[Opening RECORDS SUPPLIED section]
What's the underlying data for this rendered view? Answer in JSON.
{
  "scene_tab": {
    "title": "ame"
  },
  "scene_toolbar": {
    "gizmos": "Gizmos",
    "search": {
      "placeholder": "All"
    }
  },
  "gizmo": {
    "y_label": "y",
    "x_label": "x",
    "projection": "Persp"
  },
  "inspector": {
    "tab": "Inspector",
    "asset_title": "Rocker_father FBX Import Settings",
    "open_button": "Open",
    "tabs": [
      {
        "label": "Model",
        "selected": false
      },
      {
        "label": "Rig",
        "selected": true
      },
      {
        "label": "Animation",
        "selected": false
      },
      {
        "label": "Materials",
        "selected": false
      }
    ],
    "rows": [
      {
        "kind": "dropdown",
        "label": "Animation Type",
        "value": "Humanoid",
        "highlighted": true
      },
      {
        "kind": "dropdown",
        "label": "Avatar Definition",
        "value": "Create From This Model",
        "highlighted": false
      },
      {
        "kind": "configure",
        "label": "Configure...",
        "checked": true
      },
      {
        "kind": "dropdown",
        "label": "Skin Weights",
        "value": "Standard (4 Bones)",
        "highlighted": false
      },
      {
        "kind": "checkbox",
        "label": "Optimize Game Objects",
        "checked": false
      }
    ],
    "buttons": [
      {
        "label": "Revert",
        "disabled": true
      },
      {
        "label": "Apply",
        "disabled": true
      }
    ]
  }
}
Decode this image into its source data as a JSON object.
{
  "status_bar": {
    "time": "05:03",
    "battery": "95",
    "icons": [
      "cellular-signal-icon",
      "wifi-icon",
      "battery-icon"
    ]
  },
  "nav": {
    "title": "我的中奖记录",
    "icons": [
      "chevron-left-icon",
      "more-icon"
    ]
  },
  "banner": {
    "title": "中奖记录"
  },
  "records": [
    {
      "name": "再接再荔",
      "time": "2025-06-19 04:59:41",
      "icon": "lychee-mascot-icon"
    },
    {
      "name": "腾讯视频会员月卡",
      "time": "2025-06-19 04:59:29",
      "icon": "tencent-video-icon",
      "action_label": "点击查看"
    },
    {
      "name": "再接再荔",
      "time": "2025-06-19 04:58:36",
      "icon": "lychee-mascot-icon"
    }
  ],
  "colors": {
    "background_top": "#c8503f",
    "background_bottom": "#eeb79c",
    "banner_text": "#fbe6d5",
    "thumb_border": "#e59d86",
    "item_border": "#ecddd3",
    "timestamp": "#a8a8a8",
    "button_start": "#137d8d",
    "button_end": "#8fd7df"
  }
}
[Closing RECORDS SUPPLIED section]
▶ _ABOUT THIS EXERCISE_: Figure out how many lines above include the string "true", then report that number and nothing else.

▶ _TASK RESPONSE_: 5